### Directions for this task
Which lines mention "JSON"? Show each one from the listing.
Start of Block
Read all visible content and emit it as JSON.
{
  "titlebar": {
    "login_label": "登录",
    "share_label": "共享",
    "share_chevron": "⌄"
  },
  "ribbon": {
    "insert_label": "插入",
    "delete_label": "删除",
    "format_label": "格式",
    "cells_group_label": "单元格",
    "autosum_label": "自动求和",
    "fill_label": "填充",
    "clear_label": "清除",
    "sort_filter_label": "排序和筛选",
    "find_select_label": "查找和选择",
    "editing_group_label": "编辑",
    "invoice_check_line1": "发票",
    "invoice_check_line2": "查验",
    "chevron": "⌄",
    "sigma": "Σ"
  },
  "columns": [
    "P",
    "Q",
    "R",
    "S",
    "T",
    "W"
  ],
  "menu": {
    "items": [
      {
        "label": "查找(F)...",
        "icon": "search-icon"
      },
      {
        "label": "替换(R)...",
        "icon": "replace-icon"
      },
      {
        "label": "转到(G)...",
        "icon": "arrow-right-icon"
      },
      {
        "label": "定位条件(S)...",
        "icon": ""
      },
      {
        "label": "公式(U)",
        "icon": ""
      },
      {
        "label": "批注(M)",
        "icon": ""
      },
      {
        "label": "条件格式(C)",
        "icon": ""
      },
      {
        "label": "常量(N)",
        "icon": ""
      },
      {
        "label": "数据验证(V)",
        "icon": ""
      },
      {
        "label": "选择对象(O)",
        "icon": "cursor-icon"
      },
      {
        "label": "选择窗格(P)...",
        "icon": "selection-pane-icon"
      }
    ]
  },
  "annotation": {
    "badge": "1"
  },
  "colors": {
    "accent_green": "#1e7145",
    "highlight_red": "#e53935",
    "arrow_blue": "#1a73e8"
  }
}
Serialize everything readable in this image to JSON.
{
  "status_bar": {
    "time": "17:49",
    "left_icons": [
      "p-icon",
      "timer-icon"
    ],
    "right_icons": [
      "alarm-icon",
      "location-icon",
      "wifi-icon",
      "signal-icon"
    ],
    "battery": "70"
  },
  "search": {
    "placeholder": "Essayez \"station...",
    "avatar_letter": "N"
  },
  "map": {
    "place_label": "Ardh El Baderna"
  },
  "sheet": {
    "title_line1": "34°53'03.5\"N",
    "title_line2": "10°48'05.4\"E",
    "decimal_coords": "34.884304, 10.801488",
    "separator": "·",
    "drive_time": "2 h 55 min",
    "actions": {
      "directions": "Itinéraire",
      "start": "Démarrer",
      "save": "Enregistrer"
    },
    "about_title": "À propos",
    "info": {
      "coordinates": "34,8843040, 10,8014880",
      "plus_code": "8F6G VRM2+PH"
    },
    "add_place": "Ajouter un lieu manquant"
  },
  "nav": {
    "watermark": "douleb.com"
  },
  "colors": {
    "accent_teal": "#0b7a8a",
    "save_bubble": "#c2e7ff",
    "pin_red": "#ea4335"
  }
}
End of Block
### Answer to this problem
Read all visible content and emit it as JSON.
Serialize everything readable in this image to JSON.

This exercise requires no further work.